● WHAT THIS TASK INVOLVES:
In your copy, leave out the pictures and repeat the entries below exactly.

● RECORDS FOR THE EXERCISE:
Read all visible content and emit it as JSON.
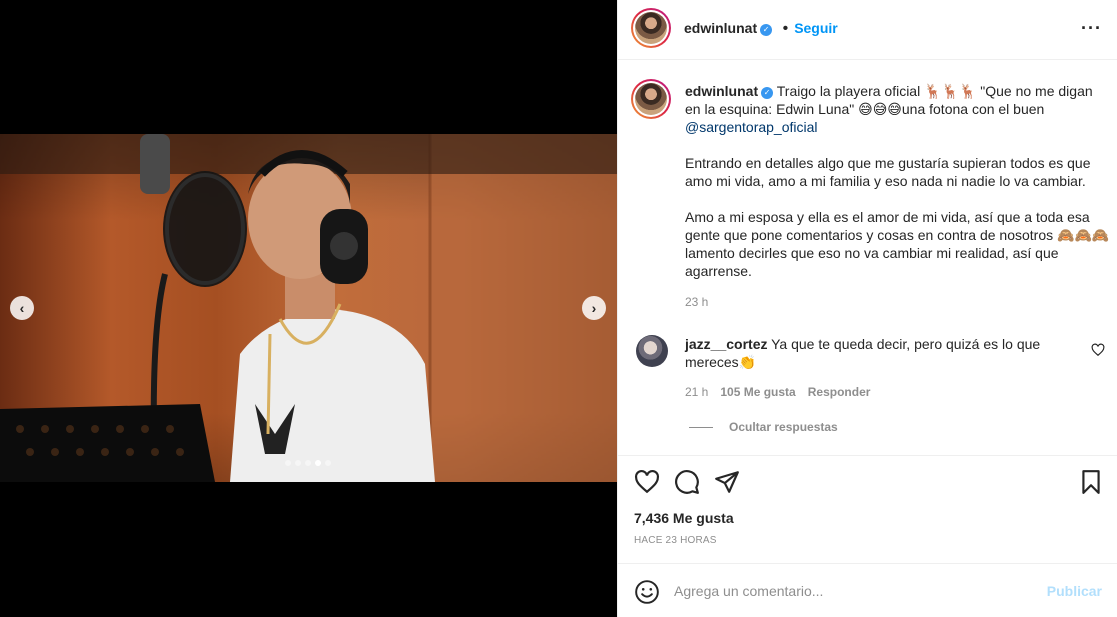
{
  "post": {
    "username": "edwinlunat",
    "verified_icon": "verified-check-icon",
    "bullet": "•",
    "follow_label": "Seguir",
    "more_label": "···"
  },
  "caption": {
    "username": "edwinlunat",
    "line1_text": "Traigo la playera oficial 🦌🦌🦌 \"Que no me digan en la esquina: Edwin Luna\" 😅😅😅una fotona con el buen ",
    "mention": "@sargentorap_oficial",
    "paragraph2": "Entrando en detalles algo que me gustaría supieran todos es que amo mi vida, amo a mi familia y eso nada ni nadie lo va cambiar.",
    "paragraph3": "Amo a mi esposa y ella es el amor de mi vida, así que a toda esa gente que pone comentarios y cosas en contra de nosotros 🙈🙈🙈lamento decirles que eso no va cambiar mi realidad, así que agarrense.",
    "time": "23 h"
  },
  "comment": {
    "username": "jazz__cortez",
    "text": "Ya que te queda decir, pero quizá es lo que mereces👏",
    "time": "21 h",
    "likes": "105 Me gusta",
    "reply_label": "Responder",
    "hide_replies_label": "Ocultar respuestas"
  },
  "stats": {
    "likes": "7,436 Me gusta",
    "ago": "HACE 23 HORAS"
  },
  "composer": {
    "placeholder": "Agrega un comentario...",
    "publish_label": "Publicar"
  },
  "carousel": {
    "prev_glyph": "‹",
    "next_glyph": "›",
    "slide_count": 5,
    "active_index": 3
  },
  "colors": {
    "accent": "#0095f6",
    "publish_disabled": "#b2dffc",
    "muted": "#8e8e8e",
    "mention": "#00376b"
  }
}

● TASK ANSWER:
Read all visible content and emit it as JSON.
{
  "post": {
    "username": "edwinlunat",
    "verified_icon": "verified-check-icon",
    "bullet": "•",
    "follow_label": "Seguir",
    "more_label": "···"
  },
  "caption": {
    "username": "edwinlunat",
    "line1_text": "Traigo la playera oficial 🦌🦌🦌 \"Que no me digan en la esquina: Edwin Luna\" 😅😅😅una fotona con el buen ",
    "mention": "@sargentorap_oficial",
    "paragraph2": "Entrando en detalles algo que me gustaría supieran todos es que amo mi vida, amo a mi familia y eso nada ni nadie lo va cambiar.",
    "paragraph3": "Amo a mi esposa y ella es el amor de mi vida, así que a toda esa gente que pone comentarios y cosas en contra de nosotros 🙈🙈🙈lamento decirles que eso no va cambiar mi realidad, así que agarrense.",
    "time": "23 h"
  },
  "comment": {
    "username": "jazz__cortez",
    "text": "Ya que te queda decir, pero quizá es lo que mereces👏",
    "time": "21 h",
    "likes": "105 Me gusta",
    "reply_label": "Responder",
    "hide_replies_label": "Ocultar respuestas"
  },
  "stats": {
    "likes": "7,436 Me gusta",
    "ago": "HACE 23 HORAS"
  },
  "composer": {
    "placeholder": "Agrega un comentario...",
    "publish_label": "Publicar"
  },
  "carousel": {
    "prev_glyph": "‹",
    "next_glyph": "›",
    "slide_count": 5,
    "active_index": 3
  },
  "colors": {
    "accent": "#0095f6",
    "publish_disabled": "#b2dffc",
    "muted": "#8e8e8e",
    "mention": "#00376b"
  }
}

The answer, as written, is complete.